Seminar - Dr. Jason Hein
Associate Professor, Department of Chemistry, University of British Columbia (Canada)
Tuesday, September 14th
6:30 - 8:00 pm
Zoom meeting link will be sent to registered participants by email.
6:30 pm - Networking
7:00 pm - Seminar & Questions
New Tools and Technology to Accelerate Process Chemical Research and Discovery
The constant pressure to accelerate the chemical research and discovery enterprise forces us to continually challenge and optimize our workflows. This exercise is facilitated through new enabling technology, which often is born out of early-stage prototypes from academic laboratories. The journey from first proof of concept to deployed technology is a convoluted and challenging process, and requires a diverse interdisciplinary team and excellent communication to ensure the goals from all stakeholders are being addressed. Evolving a system from the academic inception to a deployable technology that meets the needs of industrial research can prove to be a research project in itself.
This presentation will highlight several case studies focused on transferring new automation hardware in service of autonomous laboratory experimentation. These new tools are the product of the fusion of machine learning (ML) with advanced robotics and online analytics, which has given rise to the “self-driving” laboratory; a hybrid hardware/software system capable of executing iterative experiments while learning on the fly and deciding what to do next. These tools present enormous potential and may radically alter how scientific research and discovery is executed by dramatically shortening both the time and burden needed to explore new research challenges.

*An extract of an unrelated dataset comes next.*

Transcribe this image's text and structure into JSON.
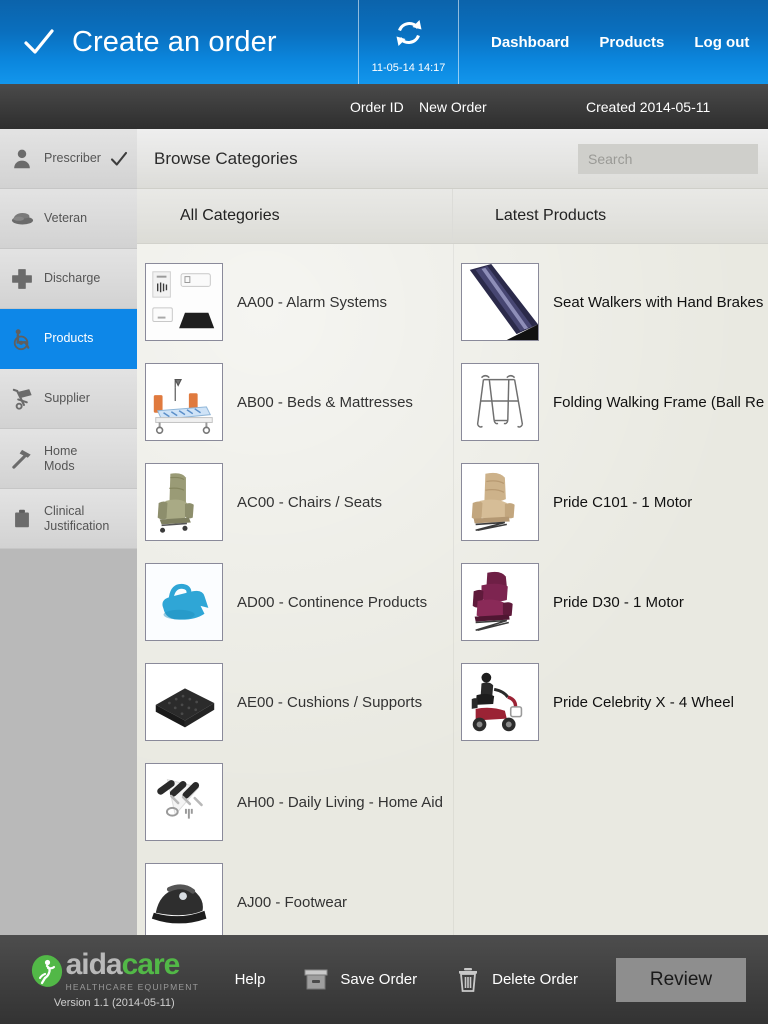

Biography: Dr. Jason Hein is an Associate Professor in the Department of Chemistry at the University of British Columbia, Canada. Jason Hein received his B.Sc. in Biochemistry in 2000 and Ph.D. in asymmetric reaction methodology in 2005 from the University of Manitoba (NSERC PGS-A/B, Prof. Philip G. Hultin). In 2006, he became an NSERC postdoctoral research fellow with Prof. K. Barry Sharpless and Prof. Valery V. Fokin at the Scripps Research Institute in La Jolla, CA. In 2010, he became a senior research associate with Prof. Donna G. Blackmond at the Scripps Research Institute. He began his independent career at the University of California, Merced in 2011, employing in-situ kinetic reaction analysis to rapidly profile and study complex networks of reactions. In 2015, he moved to the University of British Columbia to continue the development of automated reaction analytical technology to serve mechanistic organic chemistry. His research has resulted in a collection of prototype modular robotic tools and integrated analytical hardware which create the first broadly applicable automated reaction profiling toolkit geared toward enabling autonomous research and discovery. He was the co-lead of Project ADA; the world's first autonomous discovery platform for thin film materials, supported by Natural Resources Canada, co-PI of the MADNESS team supported by the DARPA Accelerated Molecular Discovery Program and an Associate Director of the Acceleration Consortium spearheaded by the University of Toronto.